The Veterinary Center of Hudson prides itself on having a highly knowledgeable staff and the ability to answer most concerns over the phone. When they are unable to provide guidance, you will be glad to know that Dr. Bestic will be able to take your call and discuss your situation.
My pet is having surgery tomorrow. Do I need to withhold food and water?
At VCH, we require all surgical patients to be fasted after midnight. However, they are allowed free access to water until they come into the hospital
When is the best time to have my pet "fixed"?
Although some clinics spay and neuter pets at very young ages, we feel that there is increased risk for anesthetic complications and highly recommend waiting until 5-6 months if possible.
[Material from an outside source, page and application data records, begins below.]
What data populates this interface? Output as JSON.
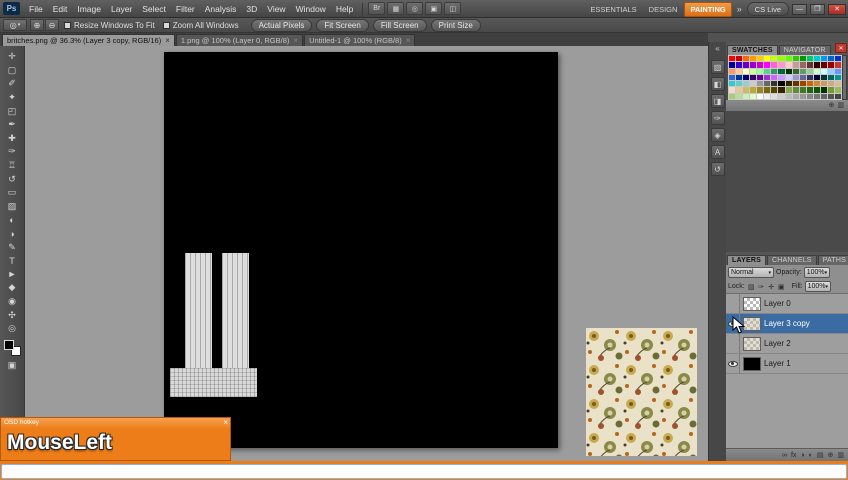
{
  "window": {
    "minimize": "—",
    "restore": "❐",
    "close": "✕"
  },
  "ui_glyphs": {
    "tab_close": "×",
    "dropdown": "▾",
    "collapse": "«"
  },
  "menu": {
    "logo": "Ps",
    "items": [
      "File",
      "Edit",
      "Image",
      "Layer",
      "Select",
      "Filter",
      "Analysis",
      "3D",
      "View",
      "Window",
      "Help"
    ],
    "appbar_icons": [
      {
        "name": "launch-bridge-icon",
        "glyph": "Br"
      },
      {
        "name": "view-extras-icon",
        "glyph": "▦"
      },
      {
        "name": "zoom-level-icon",
        "glyph": "◎"
      },
      {
        "name": "arrange-documents-icon",
        "glyph": "▣"
      },
      {
        "name": "screen-mode-icon",
        "glyph": "◫"
      }
    ],
    "workspaces": [
      {
        "label": "ESSENTIALS",
        "active": false
      },
      {
        "label": "DESIGN",
        "active": false
      },
      {
        "label": "PAINTING",
        "active": true
      }
    ],
    "overflow_icon": "»",
    "cs_live_label": "CS Live"
  },
  "options": {
    "tool_glyph": "◎",
    "zoom_in_glyph": "⊕",
    "zoom_out_glyph": "⊖",
    "checkboxes": [
      {
        "label": "Resize Windows To Fit",
        "checked": false
      },
      {
        "label": "Zoom All Windows",
        "checked": false
      }
    ],
    "buttons": [
      "Actual Pixels",
      "Fit Screen",
      "Fill Screen",
      "Print Size"
    ]
  },
  "tabs": [
    {
      "label": "britches.png @ 36.3% (Layer 3 copy, RGB/16)",
      "active": true
    },
    {
      "label": "1.png @ 100% (Layer 0, RGB/8)",
      "active": false
    },
    {
      "label": "Untitled-1 @ 100% (RGB/8)",
      "active": false
    }
  ],
  "tools": [
    {
      "name": "move-tool",
      "glyph": "✛"
    },
    {
      "name": "rectangular-marquee-tool",
      "glyph": "▢"
    },
    {
      "name": "lasso-tool",
      "glyph": "✐"
    },
    {
      "name": "quick-selection-tool",
      "glyph": "✦"
    },
    {
      "name": "crop-tool",
      "glyph": "◰"
    },
    {
      "name": "eyedropper-tool",
      "glyph": "✒"
    },
    {
      "name": "spot-healing-brush-tool",
      "glyph": "✚"
    },
    {
      "name": "brush-tool",
      "glyph": "✑"
    },
    {
      "name": "clone-stamp-tool",
      "glyph": "♖"
    },
    {
      "name": "history-brush-tool",
      "glyph": "↺"
    },
    {
      "name": "eraser-tool",
      "glyph": "▭"
    },
    {
      "name": "gradient-tool",
      "glyph": "▨"
    },
    {
      "name": "blur-tool",
      "glyph": "◐"
    },
    {
      "name": "dodge-tool",
      "glyph": "◑"
    },
    {
      "name": "pen-tool",
      "glyph": "✎"
    },
    {
      "name": "type-tool",
      "glyph": "T"
    },
    {
      "name": "path-selection-tool",
      "glyph": "►"
    },
    {
      "name": "rectangle-tool",
      "glyph": "◆"
    },
    {
      "name": "3d-rotate-tool",
      "glyph": "◉"
    },
    {
      "name": "hand-tool",
      "glyph": "✣"
    },
    {
      "name": "zoom-tool",
      "glyph": "◎"
    }
  ],
  "toolbox": {
    "foreground": "#000000",
    "background": "#ffffff",
    "extra_icons": [
      {
        "name": "quick-mask-icon",
        "glyph": "▣"
      }
    ]
  },
  "dock_icons": [
    {
      "name": "color-panel-icon",
      "glyph": "▧"
    },
    {
      "name": "adjustments-panel-icon",
      "glyph": "◧"
    },
    {
      "name": "masks-panel-icon",
      "glyph": "◨"
    },
    {
      "name": "brush-presets-panel-icon",
      "glyph": "✑"
    },
    {
      "name": "clone-source-panel-icon",
      "glyph": "◈"
    },
    {
      "name": "character-panel-icon",
      "glyph": "A"
    },
    {
      "name": "history-panel-icon",
      "glyph": "↺"
    }
  ],
  "swatches": {
    "tabs": [
      "SWATCHES",
      "NAVIGATOR"
    ],
    "close_glyph": "✕",
    "colors": [
      "#ff0000",
      "#cc0000",
      "#ff6600",
      "#ff9900",
      "#ffcc00",
      "#ffff00",
      "#ccff00",
      "#99ff00",
      "#66ff00",
      "#33cc00",
      "#009900",
      "#00cc66",
      "#00cccc",
      "#0099ff",
      "#0066cc",
      "#0033cc",
      "#000099",
      "#3300cc",
      "#6600cc",
      "#9900cc",
      "#cc00cc",
      "#ff00ff",
      "#ff66cc",
      "#ff99cc",
      "#ffcccc",
      "#cc9999",
      "#996666",
      "#663333",
      "#330000",
      "#660000",
      "#990000",
      "#cc3333",
      "#ff9966",
      "#ffcc99",
      "#ffffcc",
      "#ccff99",
      "#99ff99",
      "#66cc99",
      "#339966",
      "#006633",
      "#003300",
      "#336633",
      "#669966",
      "#99cc99",
      "#ccffcc",
      "#ccffff",
      "#99ccff",
      "#6699ff",
      "#3366cc",
      "#003399",
      "#000066",
      "#330066",
      "#660099",
      "#9933cc",
      "#cc66ff",
      "#cc99ff",
      "#ccccff",
      "#9999cc",
      "#666699",
      "#333366",
      "#000033",
      "#003333",
      "#006666",
      "#009999",
      "#33cccc",
      "#66cccc",
      "#99cccc",
      "#cccccc",
      "#999999",
      "#666666",
      "#333333",
      "#000000",
      "#332200",
      "#663300",
      "#994400",
      "#cc6600",
      "#cc8833",
      "#cc9966",
      "#ccaa88",
      "#ddbb99",
      "#eeddcc",
      "#ddcc99",
      "#ccbb66",
      "#bbaa33",
      "#998822",
      "#776611",
      "#554400",
      "#332200",
      "#88aa44",
      "#668833",
      "#447722",
      "#226611",
      "#115500",
      "#003300",
      "#779933",
      "#99bb55",
      "#aacc77",
      "#bbdd99",
      "#cceebb",
      "#ddffcc",
      "#ffffff",
      "#eeeeee",
      "#dddddd",
      "#cccccc",
      "#bbbbbb",
      "#aaaaaa",
      "#999999",
      "#888888",
      "#777777",
      "#666666",
      "#555555",
      "#444444"
    ],
    "footer_icons": [
      {
        "name": "new-swatch-icon",
        "glyph": "⊕"
      },
      {
        "name": "delete-swatch-icon",
        "glyph": "▥"
      }
    ]
  },
  "layers_panel": {
    "tabs": [
      "LAYERS",
      "CHANNELS",
      "PATHS"
    ],
    "blend_mode": "Normal",
    "opacity_label": "Opacity:",
    "opacity_value": "100%",
    "lock_label": "Lock:",
    "lock_icons": [
      {
        "name": "lock-transparency-icon",
        "glyph": "▨"
      },
      {
        "name": "lock-pixels-icon",
        "glyph": "✑"
      },
      {
        "name": "lock-position-icon",
        "glyph": "✛"
      },
      {
        "name": "lock-all-icon",
        "glyph": "▣"
      }
    ],
    "fill_label": "Fill:",
    "fill_value": "100%",
    "layers": [
      {
        "name": "Layer 0",
        "visible": false,
        "selected": false,
        "thumb": "checker"
      },
      {
        "name": "Layer 3 copy",
        "visible": true,
        "selected": true,
        "thumb": "pattern"
      },
      {
        "name": "Layer 2",
        "visible": false,
        "selected": false,
        "thumb": "pattern"
      },
      {
        "name": "Layer 1",
        "visible": true,
        "selected": false,
        "thumb": "black"
      }
    ],
    "footer_icons": [
      {
        "name": "link-layers-icon",
        "glyph": "∞"
      },
      {
        "name": "layer-styles-icon",
        "glyph": "fx"
      },
      {
        "name": "add-layer-mask-icon",
        "glyph": "◑"
      },
      {
        "name": "adjustment-layer-icon",
        "glyph": "◐"
      },
      {
        "name": "new-group-icon",
        "glyph": "▤"
      },
      {
        "name": "new-layer-icon",
        "glyph": "⊕"
      },
      {
        "name": "delete-layer-icon",
        "glyph": "▥"
      }
    ]
  },
  "osd": {
    "title": "OSD hotkey",
    "close_glyph": "×",
    "key_text": "MouseLeft"
  },
  "colors": {
    "workspace_active_bg": "#dd6f14",
    "selected_layer_bg": "#3a6ca3",
    "osd_bg": "#ed7d18",
    "canvas_bg": "#9c9c9c",
    "chrome_bg": "#525252"
  }
}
We also do not recommend spaying after the first heat cycle as the risk for mammary cancer greatly increases with each heat cycle.
My pet has a terrible odor coming from the mouth. Do you think my pet has a bad tooth?
Dental disease is definitely a possibility, but so is kidney disease, a foreign object stuck in the gums, the type of food or treats, or anal gland disease can all cause a bad odor. We recommend a complete physical exam to help identify the problem
My pet has chronic allergies and gets ear and skin infections all the time. Is there anything other than steroids and antibiotics that we can use to solve the problem?
In the past, skin and ear problems were only treated with steroids and antibiotics. These medications only cover up the problem and do not solve the underlying issue. At VCH, we work with our clients to identify the allergen and avoid using steroids whenever possible to help prevent the harmful side effects of long-term steroid use.
Pet Health & Behavior Information
http://www.healthypet.com/ (searchable library of medical & behavior articles)
http://www.veterinarypartner.com/ (searchable library of medical & behavior articles)
http://www.indoorpet.osu.edu/ (Indoor Cat Initiative)
http://www.felinecrf.com/ (Feline chronic renal failure)
http://www.aahanet.org/PetsMatter/petsmatter.htm (AAHA Newsletter)
http://www.thebehaviorclinic.com/ (A local classmate of mine that specialized in behavior medicine)
Pet Bond & Grievance Support
http://www.vet.ohio-state.edu/honoringthebond.htm (Ohio State Veterinary School)
http://www.avma.org/ (American Veterinary Medical Association)
http://www.akc.org/ (American Kennel Club)
http://www.ohiovma.org/ (Ohio Veterinary Medical Association)
http://www.morrisanimalfoundation.org/ (Helping pets with cancer)
Other Helpful Sites
http://www.remindmypet.com/ (sign up for free reminders to give pet medications)
http://www.balanceit.com/ (recipes for homemade diets)
http://www.petfriendlytravel.com/ (looking for places that allow pets)
http://dogtime.com/pet-insurance/center/home (information on pet insurance)